As he wanders the lawless land with his camels, he stumbles across an injured outlaw Mal (played by David Wenham), who has recently stolen a bag of the Crown’s gold bars. Hanif, disillusioned from his foray into trading, is enlisted by Mal to help the outlaw to deliver the gold to Kalgoorlie, where there is a Secret Furnace to remove the mark of the crown 400oz crown, promising Hanif a cut for his support.
Hanif obliges, seeing this as his opportunity to return back to his homeland. He leaves behind the protection of his Aboriginal family, who welcomed him as one of their own.
The two men set off on a harrowing adventure towards the Furnace, all the while being chased by a team of British troops, including the zealous police Sergeant Shaw (played by Jay Ryan) following close behind.
They eventually make their way to a covert Chinese encampment hidden away in the middle of a lush oasis. Along the way, Mal is being chased by his literal ‘demons’ – a dark clothed ‘gothic’ fair and tall man accompanied by a skilled Aboriginal tracker, out to almost redeem Mal of his past sins. And the suspense continues..
The film is refreshing in how it captures the nuances of various Asian identities, with conversations about the differences in cultures and sects of Asia – the Afghan pashto, the punjabi, the farsi speaking Shia and the Sunni Asians.
Ultimately, the Furnace shines because of its narrative of the plight of men like Hanif often lost in the history books, their interaction and eventual assimilation with Aboriginal tribes, interwoven so skillfully with the undertones about losing faith and what it means to be part of a tribe.

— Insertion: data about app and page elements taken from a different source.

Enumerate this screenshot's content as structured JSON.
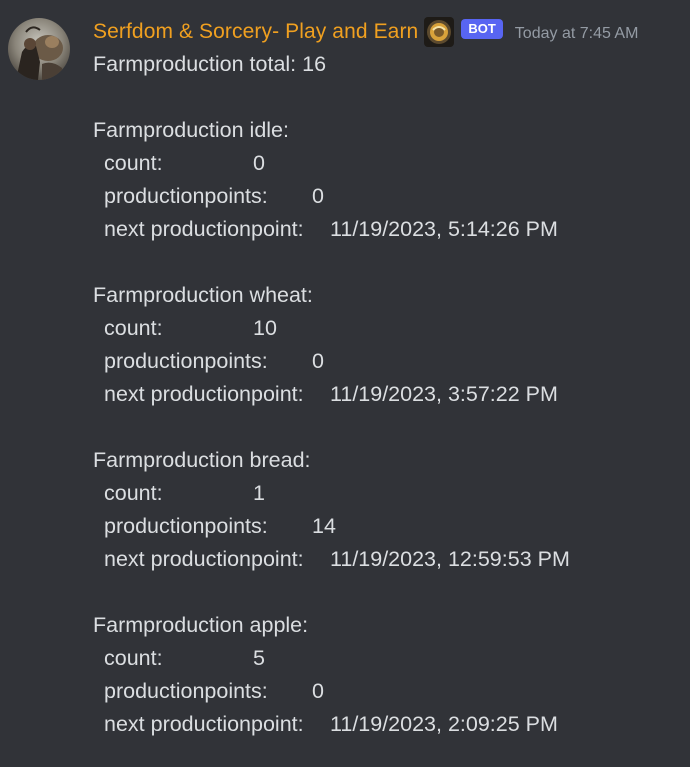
{
  "author": {
    "name": "Serfdom & Sorcery- Play and Earn",
    "bot_tag": "BOT",
    "timestamp": "Today at 7:45 AM"
  },
  "message": {
    "total_line": "Farmproduction total: 16",
    "sections": [
      {
        "title": "Farmproduction idle:",
        "count_label": "count:",
        "count": "0",
        "pp_label": "productionpoints:",
        "pp": "0",
        "next_label": "next productionpoint:",
        "next": "11/19/2023, 5:14:26 PM"
      },
      {
        "title": "Farmproduction wheat:",
        "count_label": "count:",
        "count": "10",
        "pp_label": "productionpoints:",
        "pp": "0",
        "next_label": "next productionpoint:",
        "next": "11/19/2023, 3:57:22 PM"
      },
      {
        "title": "Farmproduction bread:",
        "count_label": "count:",
        "count": "1",
        "pp_label": "productionpoints:",
        "pp": "14",
        "next_label": "next productionpoint:",
        "next": "11/19/2023, 12:59:53 PM"
      },
      {
        "title": "Farmproduction apple:",
        "count_label": "count:",
        "count": "5",
        "pp_label": "productionpoints:",
        "pp": "0",
        "next_label": "next productionpoint:",
        "next": "11/19/2023, 2:09:25 PM"
      }
    ]
  },
  "colors": {
    "background": "#313338",
    "username": "#f0a020",
    "bot_tag": "#5865f2",
    "text": "#dbdee1",
    "timestamp": "#949ba4"
  },
  "icons": {
    "avatar": "avatar-image",
    "app_icon": "app-emblem-icon"
  }
}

To see the Aboriginal tribes and different Asian communities engaging with each other – sometimes welcoming new members where they ascribe to their values – can remind us much about what it means to belong and our own tribes. As societies, tribes provides the cultural bonds and strength in security that we often lack in today’s modern settings. Yet, it is part of our identity, as Australians, as Muslims, as descendants of Asian or Arab ethnic groups and there is no need to shy away from those identities.
As a person of Asian descent and Muslim by faith, proud to be an Australian, this movie gave me a distinct confidence – of my belonging to Australia and empowered me to project my voice and effectively contribute to the future of Australia.
As Crescent Wealth, we are proud to have supported the production of this movie and welcome more efforts to display the many narratives of Australia’s rich multicultural history, where we as Asians and Muslims contributed our lot to build this wonderful country we call home now.
We hope you enjoy this movie as much as we did!